27-28 November, HIAP Gallery Augusta
Opening reception: Friday, November 27, 5–7 PM
Saturday, November 28, 12–5 PM
‘If I were an artwork I would remind you thinking me.’
Cut. Trigger limb growth. Regenerate.
‘Some of our memories are stored outside our brain,’ Jokūbas continues in the middle of the party.
Someone expresses a smile or two, mixed with mild scepticism.
The appearance of two-faced Janus.
Jokūbas answers that this is a scientific fact. Rosalind politely giggles.
Gabriel is rapping in another room in at least three languages I can’t understand.
Jokūbas feels he needs to explain. He says he is sceptical to a certain degree as well but it’s only to our benefit to explore these things.
A flashback. Close up. Or a zoom.
If you google you will learn about some memory experiments with Planaria flatworms – biologists have found that flatworms store memory outside their brains and, if their heads are removed, flatworms can apparently imprint these memories on their new brains during regeneration.1
‘It’s such a genius, simple idea for an experiment, only a five year old lying on her stomach in the garden could of thought of it – if you want to know whether memory is stored in the brain, cut off a worms head, wait for it to grow back, then see if it remembers stuff from before,’ Rosalind replies. Then she adds: ‘but if they can find out how worms grow a new head – that’d be something.’
Scientist also learnt how to grow two heads on a Planaria flatworm. The appearance of two headed Planaria.
Someone leaves the party, gets lost and can’t remember the way back. A window shatters into pieces. Some say it was broken by an elbow, others say it was broken by a head. The head does not remember it. Later the head can’t fall asleep. It asks if there is a slight chance that art may be thought of as a certain ‘memory outside brain’ phenomenon.
Trigger limb growth. Regenerate.
‘Hey, let’s be fair – the memory is both in the brain and outside it. About until 16-17th century, everyone thought memory was stored in a heart, right?’'
After a short pause Jokūbas adds: ‘If I were an artwork I would remind you thinking me.’
1 http://phys.org/news/2013-08-flatworms-memories-brain.html#jCp or http://www.theverge.com/2015/3/18/8225321/memory-research-flatworm-cannibalism-james-mcconnell-michael-levin or http://www.slate.com/articles/health_and_science/new_scientist/2014/06/regrow_body_parts_bioelectricity_to_regenerate_limbs_in_frogs_worms_and.html

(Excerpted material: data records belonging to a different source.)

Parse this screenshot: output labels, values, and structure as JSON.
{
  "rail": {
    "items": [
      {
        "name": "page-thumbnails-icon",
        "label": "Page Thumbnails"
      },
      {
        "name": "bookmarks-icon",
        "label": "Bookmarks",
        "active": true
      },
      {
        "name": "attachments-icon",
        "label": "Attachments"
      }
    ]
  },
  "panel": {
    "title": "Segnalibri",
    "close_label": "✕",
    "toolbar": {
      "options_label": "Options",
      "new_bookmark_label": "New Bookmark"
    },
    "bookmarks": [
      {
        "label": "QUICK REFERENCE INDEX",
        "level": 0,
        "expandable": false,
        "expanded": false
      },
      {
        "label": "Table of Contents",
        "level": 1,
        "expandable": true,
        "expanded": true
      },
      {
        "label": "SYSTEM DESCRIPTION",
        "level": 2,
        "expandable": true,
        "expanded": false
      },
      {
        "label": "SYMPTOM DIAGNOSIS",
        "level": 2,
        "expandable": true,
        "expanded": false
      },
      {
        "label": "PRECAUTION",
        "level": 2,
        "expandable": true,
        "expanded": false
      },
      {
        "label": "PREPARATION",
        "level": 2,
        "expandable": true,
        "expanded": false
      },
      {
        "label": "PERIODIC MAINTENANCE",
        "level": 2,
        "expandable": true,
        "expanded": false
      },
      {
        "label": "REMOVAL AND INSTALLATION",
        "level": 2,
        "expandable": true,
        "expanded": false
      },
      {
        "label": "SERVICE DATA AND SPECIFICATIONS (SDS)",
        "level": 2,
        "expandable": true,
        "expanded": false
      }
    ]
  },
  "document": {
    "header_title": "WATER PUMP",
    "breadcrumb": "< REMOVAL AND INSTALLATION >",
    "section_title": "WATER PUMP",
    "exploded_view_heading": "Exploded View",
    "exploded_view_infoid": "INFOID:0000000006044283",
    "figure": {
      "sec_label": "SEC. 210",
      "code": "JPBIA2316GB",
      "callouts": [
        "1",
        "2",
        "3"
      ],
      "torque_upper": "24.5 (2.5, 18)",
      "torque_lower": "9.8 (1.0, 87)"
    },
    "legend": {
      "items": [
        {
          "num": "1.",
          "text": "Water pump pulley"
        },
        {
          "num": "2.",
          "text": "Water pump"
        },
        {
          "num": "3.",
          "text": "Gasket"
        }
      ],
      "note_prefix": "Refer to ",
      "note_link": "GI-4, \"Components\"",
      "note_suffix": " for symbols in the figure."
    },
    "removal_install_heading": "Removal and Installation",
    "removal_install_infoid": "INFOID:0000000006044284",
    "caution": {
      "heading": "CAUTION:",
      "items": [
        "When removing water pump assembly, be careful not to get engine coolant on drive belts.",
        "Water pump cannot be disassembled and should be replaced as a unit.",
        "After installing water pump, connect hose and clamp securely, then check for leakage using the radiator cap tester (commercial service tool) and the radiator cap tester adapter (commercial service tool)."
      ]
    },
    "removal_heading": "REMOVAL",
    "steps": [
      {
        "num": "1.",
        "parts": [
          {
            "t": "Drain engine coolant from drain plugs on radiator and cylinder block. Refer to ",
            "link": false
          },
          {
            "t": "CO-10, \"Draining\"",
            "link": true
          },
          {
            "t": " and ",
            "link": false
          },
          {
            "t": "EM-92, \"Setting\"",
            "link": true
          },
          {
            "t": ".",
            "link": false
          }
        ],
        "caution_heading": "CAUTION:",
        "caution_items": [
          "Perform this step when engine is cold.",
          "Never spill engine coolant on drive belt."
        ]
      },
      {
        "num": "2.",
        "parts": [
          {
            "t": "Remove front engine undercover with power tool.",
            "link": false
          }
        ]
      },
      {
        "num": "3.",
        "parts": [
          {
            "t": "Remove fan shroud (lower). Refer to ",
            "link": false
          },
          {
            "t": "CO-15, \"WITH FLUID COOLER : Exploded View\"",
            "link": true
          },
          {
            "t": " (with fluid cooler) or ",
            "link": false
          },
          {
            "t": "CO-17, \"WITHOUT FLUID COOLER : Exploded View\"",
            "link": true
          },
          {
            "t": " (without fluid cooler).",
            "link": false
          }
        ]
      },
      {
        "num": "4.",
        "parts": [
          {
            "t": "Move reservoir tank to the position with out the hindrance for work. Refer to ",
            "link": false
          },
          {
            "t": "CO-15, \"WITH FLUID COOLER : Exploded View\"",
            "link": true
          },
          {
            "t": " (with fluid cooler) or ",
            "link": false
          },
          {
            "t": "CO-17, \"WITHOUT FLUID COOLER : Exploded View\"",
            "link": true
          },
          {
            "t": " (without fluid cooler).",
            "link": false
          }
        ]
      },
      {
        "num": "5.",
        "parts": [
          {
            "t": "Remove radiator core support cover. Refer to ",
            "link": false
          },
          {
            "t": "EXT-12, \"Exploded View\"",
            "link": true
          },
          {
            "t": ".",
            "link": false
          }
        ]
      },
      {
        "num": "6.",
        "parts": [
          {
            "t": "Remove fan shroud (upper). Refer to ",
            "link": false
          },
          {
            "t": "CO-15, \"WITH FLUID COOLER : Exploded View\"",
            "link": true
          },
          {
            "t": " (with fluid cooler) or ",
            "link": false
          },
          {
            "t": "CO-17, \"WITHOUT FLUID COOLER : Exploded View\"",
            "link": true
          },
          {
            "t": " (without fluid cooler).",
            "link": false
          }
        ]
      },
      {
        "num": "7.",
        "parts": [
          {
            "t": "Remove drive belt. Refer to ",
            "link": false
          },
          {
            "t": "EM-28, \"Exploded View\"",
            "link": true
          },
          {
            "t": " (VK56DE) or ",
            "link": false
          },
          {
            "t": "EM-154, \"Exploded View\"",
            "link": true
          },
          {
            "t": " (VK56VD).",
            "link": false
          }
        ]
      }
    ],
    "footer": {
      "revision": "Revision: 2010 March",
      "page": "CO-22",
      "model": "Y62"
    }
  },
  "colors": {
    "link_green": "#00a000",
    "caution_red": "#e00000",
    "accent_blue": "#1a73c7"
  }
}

'HELSINKI GROUP' is a collective of works that may be seen as memories stored outside the brain. Or a group exhibition that explores the idea of an exhibition as a vehicle for social imagination. Imagine it as a hybrid genre of a travelling show in a suitcase and a cabinet of curiosities. Also it may be seen as a library of objects, a book written in real time, an assemblage, consisting of choreographed objects, space for potentialities; it may function as a ghostly vehicle, both figuratively and literary, for an audience, artists, art objects, and imaging.
Previous iterations include “A Cab or An Ex-libris for a library not yet begun” at Podium, Oslo, and “A Cab. Athenian Symposium” in Kunsthalle Athena, Athens, in 2014.
With contributions by: The Baltish Notebooks of Anthony Blunt, Kaspars Groshevs, Morten Norbye Halvorsen, Pakui Hardware, Laura Kaminskaitė, Eglė Kulbokaitė and Dorota Gaweda, Mikko Kuorinki, Jaana Laakkonen, Nicholas Matranga, Kimmo Modig, Elena Narbutaitė, Jaakko Pallasvuo, Carl Palm, Dexter Sinister, Ola Vasiljeva and others.
Curator: Valentinas Klimašauskas
Organised by Baltic Notebooks of Anthony Blunt, Vilnius and Ruler, Helsinki in co-operation with HIAP.
Supported by Lithuanian Council for Culture
HIAP Gallery Augusta
Suomenlinna B 28/2